(TASK DETAILS): Output every line below exactly.

(RECORDS PROVIDED Opens)

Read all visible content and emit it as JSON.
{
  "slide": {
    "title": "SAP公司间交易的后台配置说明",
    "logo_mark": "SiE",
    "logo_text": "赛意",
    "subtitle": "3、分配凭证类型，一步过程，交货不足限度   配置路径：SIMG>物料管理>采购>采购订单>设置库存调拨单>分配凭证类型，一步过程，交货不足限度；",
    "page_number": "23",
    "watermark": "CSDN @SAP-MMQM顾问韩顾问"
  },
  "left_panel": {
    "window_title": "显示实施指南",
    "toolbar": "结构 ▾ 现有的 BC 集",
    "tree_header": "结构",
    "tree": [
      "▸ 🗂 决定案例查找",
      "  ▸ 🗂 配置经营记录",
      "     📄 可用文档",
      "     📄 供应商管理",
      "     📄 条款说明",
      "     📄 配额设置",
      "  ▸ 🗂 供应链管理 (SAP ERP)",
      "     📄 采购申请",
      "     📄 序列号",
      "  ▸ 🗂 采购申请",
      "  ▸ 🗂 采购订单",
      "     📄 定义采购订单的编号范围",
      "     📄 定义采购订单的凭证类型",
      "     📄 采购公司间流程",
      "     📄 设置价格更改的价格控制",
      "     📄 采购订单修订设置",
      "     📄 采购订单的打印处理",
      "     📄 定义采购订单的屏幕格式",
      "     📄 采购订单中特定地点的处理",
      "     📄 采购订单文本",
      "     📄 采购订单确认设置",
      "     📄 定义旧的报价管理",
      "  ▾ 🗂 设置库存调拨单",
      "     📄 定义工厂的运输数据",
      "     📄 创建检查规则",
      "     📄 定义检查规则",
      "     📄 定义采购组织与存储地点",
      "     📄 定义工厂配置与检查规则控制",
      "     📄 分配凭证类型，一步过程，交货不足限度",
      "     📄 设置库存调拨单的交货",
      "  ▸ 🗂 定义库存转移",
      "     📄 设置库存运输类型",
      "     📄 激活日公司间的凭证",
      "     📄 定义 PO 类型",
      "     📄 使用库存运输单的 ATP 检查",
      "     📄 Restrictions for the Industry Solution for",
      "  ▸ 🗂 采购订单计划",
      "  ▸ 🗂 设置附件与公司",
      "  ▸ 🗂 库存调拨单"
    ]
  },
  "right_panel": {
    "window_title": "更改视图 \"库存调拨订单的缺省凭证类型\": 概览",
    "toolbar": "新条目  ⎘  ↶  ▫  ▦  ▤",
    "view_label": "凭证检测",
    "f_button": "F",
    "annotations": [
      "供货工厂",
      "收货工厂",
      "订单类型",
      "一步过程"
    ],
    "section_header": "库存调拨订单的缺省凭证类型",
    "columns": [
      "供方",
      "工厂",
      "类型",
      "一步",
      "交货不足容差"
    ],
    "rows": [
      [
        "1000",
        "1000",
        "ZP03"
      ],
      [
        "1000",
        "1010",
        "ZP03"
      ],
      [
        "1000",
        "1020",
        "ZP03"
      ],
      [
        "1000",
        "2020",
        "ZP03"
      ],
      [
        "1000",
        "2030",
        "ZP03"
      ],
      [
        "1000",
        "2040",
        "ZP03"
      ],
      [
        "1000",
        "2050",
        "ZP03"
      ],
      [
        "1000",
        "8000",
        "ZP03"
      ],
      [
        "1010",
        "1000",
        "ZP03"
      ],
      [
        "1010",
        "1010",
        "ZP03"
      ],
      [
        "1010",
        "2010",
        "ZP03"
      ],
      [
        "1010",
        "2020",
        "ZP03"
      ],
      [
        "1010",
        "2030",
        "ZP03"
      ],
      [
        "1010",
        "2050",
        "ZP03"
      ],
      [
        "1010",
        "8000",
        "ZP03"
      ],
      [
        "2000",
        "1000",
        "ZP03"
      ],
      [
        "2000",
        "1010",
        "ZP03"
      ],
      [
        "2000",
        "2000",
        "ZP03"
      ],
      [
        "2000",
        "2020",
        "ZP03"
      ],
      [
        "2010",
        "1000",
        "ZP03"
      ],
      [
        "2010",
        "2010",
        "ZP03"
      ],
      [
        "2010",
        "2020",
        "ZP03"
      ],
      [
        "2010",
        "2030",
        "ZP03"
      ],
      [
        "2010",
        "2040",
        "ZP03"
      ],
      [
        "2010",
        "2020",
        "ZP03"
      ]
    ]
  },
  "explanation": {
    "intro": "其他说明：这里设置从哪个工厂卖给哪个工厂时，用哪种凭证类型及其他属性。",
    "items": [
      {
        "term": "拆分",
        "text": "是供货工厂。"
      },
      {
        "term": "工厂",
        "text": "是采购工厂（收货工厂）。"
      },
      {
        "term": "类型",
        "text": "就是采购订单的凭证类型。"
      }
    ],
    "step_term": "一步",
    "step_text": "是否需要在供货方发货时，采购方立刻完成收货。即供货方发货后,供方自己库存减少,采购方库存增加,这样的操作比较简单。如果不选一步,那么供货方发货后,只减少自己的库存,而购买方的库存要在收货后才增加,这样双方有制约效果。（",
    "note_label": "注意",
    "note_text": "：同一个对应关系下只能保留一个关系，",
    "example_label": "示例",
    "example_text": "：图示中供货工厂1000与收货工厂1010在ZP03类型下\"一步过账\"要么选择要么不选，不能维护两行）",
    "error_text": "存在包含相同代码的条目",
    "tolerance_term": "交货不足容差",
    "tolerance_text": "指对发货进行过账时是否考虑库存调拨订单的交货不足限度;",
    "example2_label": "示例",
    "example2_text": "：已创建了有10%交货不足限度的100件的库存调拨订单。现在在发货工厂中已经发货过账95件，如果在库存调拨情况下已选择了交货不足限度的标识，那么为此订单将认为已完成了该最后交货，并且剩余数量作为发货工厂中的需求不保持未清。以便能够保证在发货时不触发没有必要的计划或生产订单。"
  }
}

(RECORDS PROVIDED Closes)

(TASK RESULT):
Read all visible content and emit it as JSON.
{
  "slide": {
    "title": "SAP公司间交易的后台配置说明",
    "logo_mark": "SiE",
    "logo_text": "赛意",
    "subtitle": "3、分配凭证类型，一步过程，交货不足限度   配置路径：SIMG>物料管理>采购>采购订单>设置库存调拨单>分配凭证类型，一步过程，交货不足限度；",
    "page_number": "23",
    "watermark": "CSDN @SAP-MMQM顾问韩顾问"
  },
  "left_panel": {
    "window_title": "显示实施指南",
    "toolbar": "结构 ▾ 现有的 BC 集",
    "tree_header": "结构",
    "tree": [
      "▸ 🗂 决定案例查找",
      "  ▸ 🗂 配置经营记录",
      "     📄 可用文档",
      "     📄 供应商管理",
      "     📄 条款说明",
      "     📄 配额设置",
      "  ▸ 🗂 供应链管理 (SAP ERP)",
      "     📄 采购申请",
      "     📄 序列号",
      "  ▸ 🗂 采购申请",
      "  ▸ 🗂 采购订单",
      "     📄 定义采购订单的编号范围",
      "     📄 定义采购订单的凭证类型",
      "     📄 采购公司间流程",
      "     📄 设置价格更改的价格控制",
      "     📄 采购订单修订设置",
      "     📄 采购订单的打印处理",
      "     📄 定义采购订单的屏幕格式",
      "     📄 采购订单中特定地点的处理",
      "     📄 采购订单文本",
      "     📄 采购订单确认设置",
      "     📄 定义旧的报价管理",
      "  ▾ 🗂 设置库存调拨单",
      "     📄 定义工厂的运输数据",
      "     📄 创建检查规则",
      "     📄 定义检查规则",
      "     📄 定义采购组织与存储地点",
      "     📄 定义工厂配置与检查规则控制",
      "     📄 分配凭证类型，一步过程，交货不足限度",
      "     📄 设置库存调拨单的交货",
      "  ▸ 🗂 定义库存转移",
      "     📄 设置库存运输类型",
      "     📄 激活日公司间的凭证",
      "     📄 定义 PO 类型",
      "     📄 使用库存运输单的 ATP 检查",
      "     📄 Restrictions for the Industry Solution for",
      "  ▸ 🗂 采购订单计划",
      "  ▸ 🗂 设置附件与公司",
      "  ▸ 🗂 库存调拨单"
    ]
  },
  "right_panel": {
    "window_title": "更改视图 \"库存调拨订单的缺省凭证类型\": 概览",
    "toolbar": "新条目  ⎘  ↶  ▫  ▦  ▤",
    "view_label": "凭证检测",
    "f_button": "F",
    "annotations": [
      "供货工厂",
      "收货工厂",
      "订单类型",
      "一步过程"
    ],
    "section_header": "库存调拨订单的缺省凭证类型",
    "columns": [
      "供方",
      "工厂",
      "类型",
      "一步",
      "交货不足容差"
    ],
    "rows": [
      [
        "1000",
        "1000",
        "ZP03"
      ],
      [
        "1000",
        "1010",
        "ZP03"
      ],
      [
        "1000",
        "1020",
        "ZP03"
      ],
      [
        "1000",
        "2020",
        "ZP03"
      ],
      [
        "1000",
        "2030",
        "ZP03"
      ],
      [
        "1000",
        "2040",
        "ZP03"
      ],
      [
        "1000",
        "2050",
        "ZP03"
      ],
      [
        "1000",
        "8000",
        "ZP03"
      ],
      [
        "1010",
        "1000",
        "ZP03"
      ],
      [
        "1010",
        "1010",
        "ZP03"
      ],
      [
        "1010",
        "2010",
        "ZP03"
      ],
      [
        "1010",
        "2020",
        "ZP03"
      ],
      [
        "1010",
        "2030",
        "ZP03"
      ],
      [
        "1010",
        "2050",
        "ZP03"
      ],
      [
        "1010",
        "8000",
        "ZP03"
      ],
      [
        "2000",
        "1000",
        "ZP03"
      ],
      [
        "2000",
        "1010",
        "ZP03"
      ],
      [
        "2000",
        "2000",
        "ZP03"
      ],
      [
        "2000",
        "2020",
        "ZP03"
      ],
      [
        "2010",
        "1000",
        "ZP03"
      ],
      [
        "2010",
        "2010",
        "ZP03"
      ],
      [
        "2010",
        "2020",
        "ZP03"
      ],
      [
        "2010",
        "2030",
        "ZP03"
      ],
      [
        "2010",
        "2040",
        "ZP03"
      ],
      [
        "2010",
        "2020",
        "ZP03"
      ]
    ]
  },
  "explanation": {
    "intro": "其他说明：这里设置从哪个工厂卖给哪个工厂时，用哪种凭证类型及其他属性。",
    "items": [
      {
        "term": "拆分",
        "text": "是供货工厂。"
      },
      {
        "term": "工厂",
        "text": "是采购工厂（收货工厂）。"
      },
      {
        "term": "类型",
        "text": "就是采购订单的凭证类型。"
      }
    ],
    "step_term": "一步",
    "step_text": "是否需要在供货方发货时，采购方立刻完成收货。即供货方发货后,供方自己库存减少,采购方库存增加,这样的操作比较简单。如果不选一步,那么供货方发货后,只减少自己的库存,而购买方的库存要在收货后才增加,这样双方有制约效果。（",
    "note_label": "注意",
    "note_text": "：同一个对应关系下只能保留一个关系，",
    "example_label": "示例",
    "example_text": "：图示中供货工厂1000与收货工厂1010在ZP03类型下\"一步过账\"要么选择要么不选，不能维护两行）",
    "error_text": "存在包含相同代码的条目",
    "tolerance_term": "交货不足容差",
    "tolerance_text": "指对发货进行过账时是否考虑库存调拨订单的交货不足限度;",
    "example2_label": "示例",
    "example2_text": "：已创建了有10%交货不足限度的100件的库存调拨订单。现在在发货工厂中已经发货过账95件，如果在库存调拨情况下已选择了交货不足限度的标识，那么为此订单将认为已完成了该最后交货，并且剩余数量作为发货工厂中的需求不保持未清。以便能够保证在发货时不触发没有必要的计划或生产订单。"
  }
}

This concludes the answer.